It's time for all kinds of draft talk with the NBA lottery taking front and center stage as a variety of organizations look to change the course of recent history with one pick.
The 2014 class has solidified itself as one of the most hyped, but fans and teams won't find out for quite some time if it truly deserved all the attention.
That said, things certainly look good at the top. Before the official order is dished out, let's take another look at some of the top names to watch in the stock department.
Andrew Wiggins, Kansas
It's almost impossible to tell who the top overall pick will be come draft day, but it's safe to say the field has been narrowed to three: Andrew Wiggins, Joel Embiid and Jabari Parker.
There has not been much on the last two as of late in terms of stock fluctuation, but Wiggins is a different story. According to ESPN.com's Chad Ford, Wiggins has a firm grip on the top spot (subscription required):
Jabari Parker is the choice if they want someone who can help them win now. But I think the spot is still Wiggins' to lose. He's not the most NBA-ready, and he doesn't have the size or appeal of Embiid. But he has the highest upside of any of the Bucks and could be a monster on the floor next to Giannis Antetokounmpo.
In any other draft, Wiggins would probably be a lock, but the 2014 class is special. That's why it's significant to find out that Ford thinks he has the top spot on lock.

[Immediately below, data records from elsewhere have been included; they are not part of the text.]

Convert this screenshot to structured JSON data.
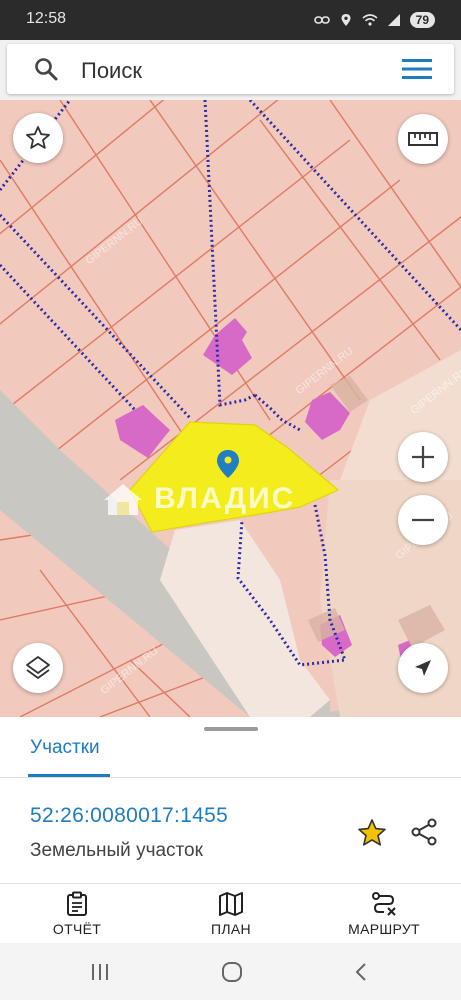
{
  "status_bar": {
    "time": "12:58",
    "battery": "79",
    "icons": [
      "link-icon",
      "location-icon",
      "wifi-icon",
      "signal-icon",
      "battery-icon"
    ]
  },
  "search": {
    "placeholder": "Поиск",
    "icon": "search-icon",
    "menu_icon": "menu-icon"
  },
  "map": {
    "controls": {
      "favorite_icon": "star-icon",
      "ruler_icon": "ruler-icon",
      "zoom_in_icon": "plus-icon",
      "zoom_out_icon": "minus-icon",
      "layers_icon": "layers-icon",
      "locate_icon": "navigation-arrow-icon"
    },
    "watermark": "ВЛАДИС",
    "copyright_marks": [
      "GIPERNN.RU",
      "GIPERNN.RU",
      "GIPERNN.RU",
      "GIPERNN.RU",
      "GIPERNN.RU"
    ],
    "colors": {
      "background": "#f1c9bd",
      "parcel_lines": "#e07a62",
      "selected_parcel": "#f4ec1c",
      "buildings": "#d769c7",
      "road": "#c9c7c2",
      "boundary_dots": "#2c2ca8",
      "marker": "#1f7fc0"
    }
  },
  "sheet": {
    "tab_label": "Участки",
    "parcel_number": "52:26:0080017:1455",
    "parcel_type": "Земельный участок",
    "star_color": "#f2c200",
    "actions": [
      {
        "label": "ОТЧЁТ",
        "icon": "clipboard-icon"
      },
      {
        "label": "ПЛАН",
        "icon": "map-icon"
      },
      {
        "label": "МАРШРУТ",
        "icon": "route-icon"
      }
    ]
  },
  "nav_bar": {
    "icons": [
      "recent-apps-icon",
      "home-icon",
      "back-icon"
    ]
  }
}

There's a lot to like about Wiggins, but if he can continue to distance himself in the court of public opinion, Ford's prediction may very well come to fruition. Wiggins is a stout defender, has great range and, overall, touts a skill set that makes him a complete package.

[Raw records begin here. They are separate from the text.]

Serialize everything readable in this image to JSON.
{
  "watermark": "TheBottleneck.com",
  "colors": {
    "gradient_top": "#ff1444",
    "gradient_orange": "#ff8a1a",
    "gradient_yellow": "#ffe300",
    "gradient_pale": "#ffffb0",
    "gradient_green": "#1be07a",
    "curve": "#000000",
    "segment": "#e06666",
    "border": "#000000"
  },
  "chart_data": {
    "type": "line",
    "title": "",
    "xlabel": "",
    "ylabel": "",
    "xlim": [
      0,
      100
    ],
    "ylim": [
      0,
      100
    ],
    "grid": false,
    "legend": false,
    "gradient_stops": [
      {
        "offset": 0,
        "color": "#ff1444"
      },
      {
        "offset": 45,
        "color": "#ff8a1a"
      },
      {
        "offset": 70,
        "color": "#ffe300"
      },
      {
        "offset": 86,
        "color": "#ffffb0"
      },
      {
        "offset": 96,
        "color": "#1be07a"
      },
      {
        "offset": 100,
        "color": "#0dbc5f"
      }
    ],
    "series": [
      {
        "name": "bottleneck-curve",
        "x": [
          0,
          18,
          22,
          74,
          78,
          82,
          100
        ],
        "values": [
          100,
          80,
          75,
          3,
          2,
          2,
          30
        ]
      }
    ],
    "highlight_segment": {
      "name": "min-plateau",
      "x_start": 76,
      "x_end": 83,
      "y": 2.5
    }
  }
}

As far as stock goes, Wiggins just has to stay the course and it'll remain as high as it has ever been.
Dante Exum, Australia
Get ready—Dante Exum is the next global NBA superstar.
Even better, he may do so from the confines of Los Angeles, as it seems he wants to play for the Lakers. Per Ford, the Lakers have been "eyeing" the Australian star, but there's a chance he won't be on the board long.
Per Chris Mannix of SI.com, other teams aren't afraid to pull the trigger:
Exum has been working out in Los Angeles in preparation for the draft. There have been reports that Exum, who is represented by Kobe Bryant's agent, Rob Pelinka, may be angling for the Lakers to draft him. But two executives from lottery teams said that wouldn't stop them from drafting Exum if he's available. Scouts rave about the Australian's natural talent. Exum can play both guard spots, but his long-term future is likely at shooting guard.
Jessica Camerato of Basketball Insiders captured a quote from an NBA scout who explained the recent hype over Exum:
I have seen him play live a limited number of times, but I have to say that he’s really intriguing. He has a legitimate chance to go No. 1 in this draft. He’s that good. His upside is enormous. I won’t be surprised if he goes No. 1 on draft night. If we land the No. 1 pick, he’s a guy who we’re seriously going to look at.
It's likely a tough sell that Exum is only 18 years old and has not played against a matching level of competition to this point, but it's clear those in the know see a special player with a ton of upside.
This is good enough for NBA teams, especially if they miss out on Wiggins or other elite prospects. A few years down the line, don't look back and wonder how everyone missed Exum—because more and more folks are jumping on the bandwagon.
Adreian Payne, Michigan State
It is a popular caveat to knock Adreian Payne because he is 23 years old. But there will always be room in the NBA for a big man who can shoot from range, and the NBA world is beginning to come around to the fact that Payne is much better after staying an extra year in college.
CBS Sports' Gary Parrish, who mocks Payne No. 12 overall with the Orlando Magic, explains this notion well enough:
"It's rare for juniors who are projected as second-round picks to return to school and become lottery picks. But Payne, who could be a really good pick-and-pop forward, somehow beat the odds."
Payne morphed into an elite scorer as a senior and became a stretch forward who can knock down shots from any range. In today's NBA, which is asking more than ever of its bigs, Payne suddenly fits the perfect mold.
While it is rather simple to pigeonhole Payne as a finished product because of his age, his drastic improvement on a year-to-year basis suggests we haven't seen the best he has to offer just yet.